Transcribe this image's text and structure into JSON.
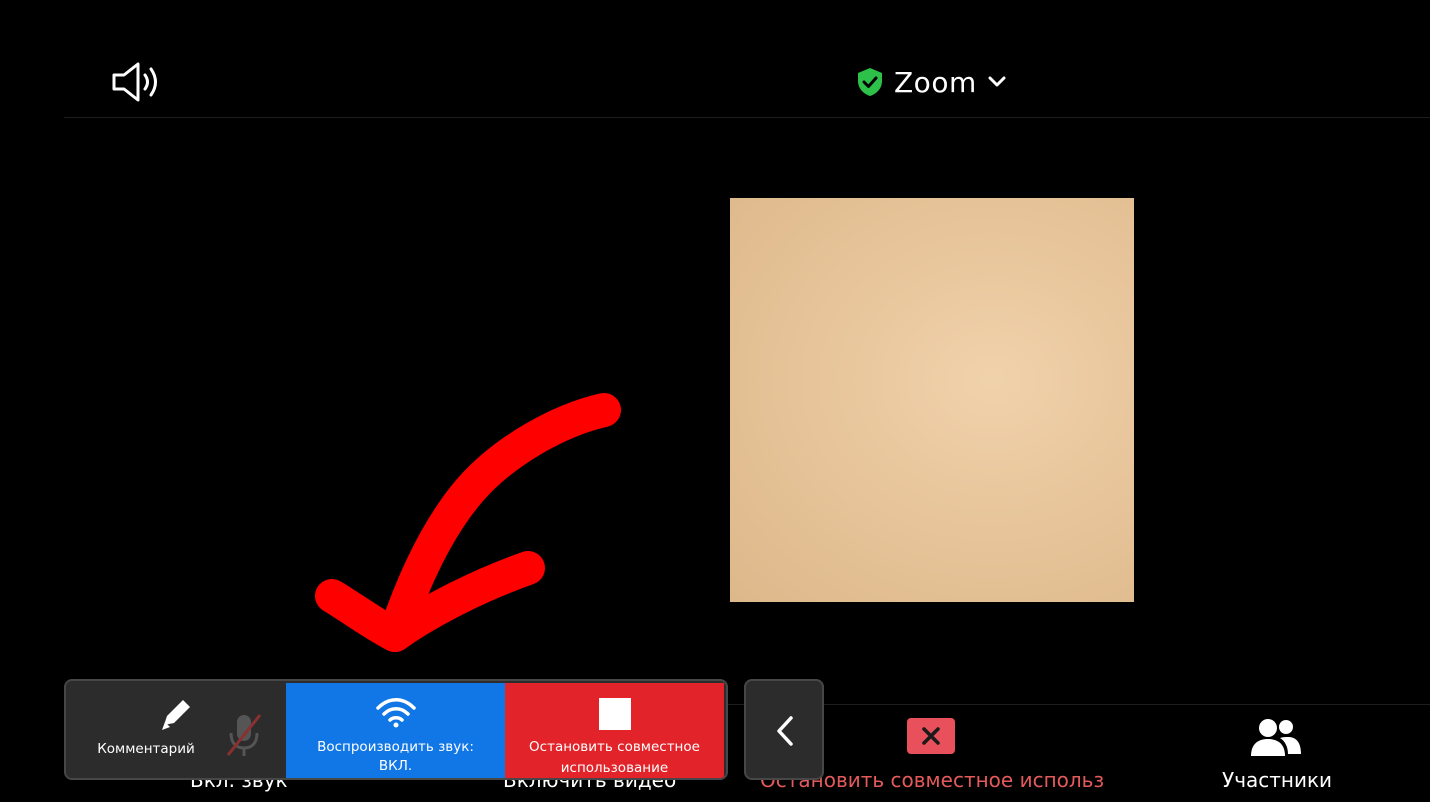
{
  "header": {
    "title": "Zoom",
    "speaker_icon": "speaker-icon",
    "security_icon": "shield-check-icon",
    "security_color": "#2dc14a",
    "dropdown_icon": "chevron-down-icon"
  },
  "share_toolbar": {
    "annotate_label": "Комментарий",
    "audio_label_line1": "Воспроизводить звук:",
    "audio_label_line2": "ВКЛ.",
    "stop_label_line1": "Остановить совместное",
    "stop_label_line2": "использование",
    "colors": {
      "audio": "#1177e6",
      "stop": "#e2242a",
      "panel": "#2c2c2c"
    }
  },
  "bottom_bar": {
    "audio_label": "Вкл. звук",
    "video_label": "Включить видео",
    "stop_share_label": "Остановить совместное использов",
    "participants_label": "Участники",
    "stop_color": "#e45a5a"
  },
  "annotation_arrow_color": "#ff0000"
}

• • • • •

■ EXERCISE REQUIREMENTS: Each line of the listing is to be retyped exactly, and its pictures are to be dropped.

■ ANSWER TO THIS PROBLEM:
Transcribe this image's text and structure into JSON.
{
  "header": {
    "title": "Zoom",
    "speaker_icon": "speaker-icon",
    "security_icon": "shield-check-icon",
    "security_color": "#2dc14a",
    "dropdown_icon": "chevron-down-icon"
  },
  "share_toolbar": {
    "annotate_label": "Комментарий",
    "audio_label_line1": "Воспроизводить звук:",
    "audio_label_line2": "ВКЛ.",
    "stop_label_line1": "Остановить совместное",
    "stop_label_line2": "использование",
    "colors": {
      "audio": "#1177e6",
      "stop": "#e2242a",
      "panel": "#2c2c2c"
    }
  },
  "bottom_bar": {
    "audio_label": "Вкл. звук",
    "video_label": "Включить видео",
    "stop_share_label": "Остановить совместное использов",
    "participants_label": "Участники",
    "stop_color": "#e45a5a"
  },
  "annotation_arrow_color": "#ff0000"
}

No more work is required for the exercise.